In case you hadn’t noticed, Mobilegeddon is upon us. Unlike a regular armageddon with explosions and cataclysms, Mobilegeddon is the quiet meltdown effect of Google’s new algorithm upon your website, should it not be optimized for smartphones.
The almighty Google has been warning users and developers for years that we must get on the mobile bandwagon. That’s because the use of smartphones to surf the web has exploded beyond belief, and the beneficent Google wants to insure everyone a great experience online.
In February, Google decreed that webmasters had to get their sites optimized for smartphones by April 21, or else they could expect a drop in rank.
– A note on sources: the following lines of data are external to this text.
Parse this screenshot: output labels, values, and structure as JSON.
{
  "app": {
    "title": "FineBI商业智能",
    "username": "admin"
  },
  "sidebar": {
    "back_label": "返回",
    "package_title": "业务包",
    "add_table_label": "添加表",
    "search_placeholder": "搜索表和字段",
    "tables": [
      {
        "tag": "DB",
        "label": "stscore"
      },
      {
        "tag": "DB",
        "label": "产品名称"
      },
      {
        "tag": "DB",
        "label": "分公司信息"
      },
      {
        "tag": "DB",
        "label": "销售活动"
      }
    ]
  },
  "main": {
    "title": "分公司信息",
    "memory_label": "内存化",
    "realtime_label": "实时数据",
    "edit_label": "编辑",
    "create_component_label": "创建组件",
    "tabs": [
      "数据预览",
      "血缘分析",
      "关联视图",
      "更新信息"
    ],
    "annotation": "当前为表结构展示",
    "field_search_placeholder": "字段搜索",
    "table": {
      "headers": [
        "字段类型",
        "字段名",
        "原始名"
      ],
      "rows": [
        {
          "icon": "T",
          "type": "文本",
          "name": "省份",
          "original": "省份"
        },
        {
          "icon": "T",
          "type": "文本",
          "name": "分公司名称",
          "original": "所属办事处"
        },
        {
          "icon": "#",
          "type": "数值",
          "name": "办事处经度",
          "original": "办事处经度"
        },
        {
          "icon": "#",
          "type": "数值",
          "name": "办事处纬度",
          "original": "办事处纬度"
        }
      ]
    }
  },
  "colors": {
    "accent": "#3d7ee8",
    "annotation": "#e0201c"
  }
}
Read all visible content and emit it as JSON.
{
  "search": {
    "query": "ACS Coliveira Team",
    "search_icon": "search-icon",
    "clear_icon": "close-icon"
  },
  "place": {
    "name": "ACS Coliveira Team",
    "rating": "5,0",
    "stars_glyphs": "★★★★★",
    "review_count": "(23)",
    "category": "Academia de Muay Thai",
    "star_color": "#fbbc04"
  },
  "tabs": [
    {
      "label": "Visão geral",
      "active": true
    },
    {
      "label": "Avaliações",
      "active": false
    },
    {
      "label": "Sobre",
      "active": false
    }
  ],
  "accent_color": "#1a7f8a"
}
Three weeks later, the time of reckoning is upon us.
So, is your site Mobile Friendly?
Test your optimization
Quick way: On your desktop, grab the browser window on the bottom right corner and drag it to the left until it’s a vertically shaped window.
Did the page elements shrink or did they rearrrange themselves to stay the same size? If they stayed still and shrank, your site is NOT mobile friendly
Test with Google’s Mobile-Friendly Test, which might offer suggestions for improvement.
Webmaster Tools: Go to Search Traffic>Mobile Usability to see what errors are found on your site
If you site is discovered to be not mobile friendly, don’t worry. Google won’t count it against you. Just fix it, they say, and then go to Webmaster Tools to Crawl> Fetch as Google to submit your site as Mobile: Smartphone.
Get optimized for smart phones
With WordPress, there are several options to get optimized for devices.
Update your theme
First, check to see if your theme was recently updated with responsive capabilities. If so, just update it.
Install responsive theme
The best way to get your site optimized for smartphones is to switch your theme to a responsive one. It’s that simple.
Responsive themes are programmed to respond to the devices that are calling on them. All the text blocks and widgets line up in one column while retaining their sizes and functions.
Responsive themes were once special, but now they’re common, even for free themes. Like seatbelts in cars, responsive themes have become standard in the industry.
Use a mobile plugin
Think of the plugin as a theme within a theme. You want to match up two themes and hope they get along, which they don’t always do. Finding the right mobile plugin to use with your theme requires trial and error.
Jetpack has a plugin called Mobile Theme that will, “Optimize your site with a mobile-friendly theme for smartphones.” I’ve found it works ok, sometimes.
WP Touch calls itself, “The trusted mobile solution for WordPress, and automatically enables a simple and elegant mobile theme for mobile visitors of your WordPress website.” I’ve used this plugin successfully and like the way the free version offers a few different theme templates.
WP Mobile Detect is recommended by Google and is touted as being able to differenciate between and smart phone and dumb ones. It also offers 11 themes to choose from.
Any Mobile Theme Switcher is a plugin I’ve used successfully. It configures to eight devices and offers 24 different themes, including such well-known themes as Atuhualpa, Canvas, Empire, Inspire, Lightword, as well as all the twenty-something themes from WordPress.
If you are an advanced user, Google provides lots of guidance on how to customize your site to make it optimized for smartphones.
Here are some general FAQs.
Use Dynamic Serving
Use Separate URLs
Have fun with all that!
There are a number of sins committed in the pursuit of mobile friendliness that Google warns against, among them:
- Unplayable content
- Faulty redirects
- Mobile-only 404s
- Irrelevant cross-links
- Slow mobile pages
Avoid these issues at all costs!
And of course, don’t forget to optimize for tablets, which may be losing market share, but are still relevant.
Go forth and mobilize
With all things, change is hard, but it’s the only constant in life other than death and taxes. If we want to play the Internet game, we have to play by the rules of Google the Almighty, whose word will be done.
So get back to your site and make it optimized for smartphones.
I attended the Vancouver Web Design Meetup on May 13, and it was all about Mobilegeddon. The program featured Richard Nosek, Director of Digital Marketing at Graphically Speaking: Jason Joo, a senior Web Designer with Graphically Speaking; and Eoin O’Dwyer, senior front-end developer with Graphically Speaking.
Their upshoot was: don’t panic!
You can listen to the program here. For some reason, WordPress is not allowing me to upload a 20 mb Mp3 file, so I broke it down to 3 smaller files. Enjoy!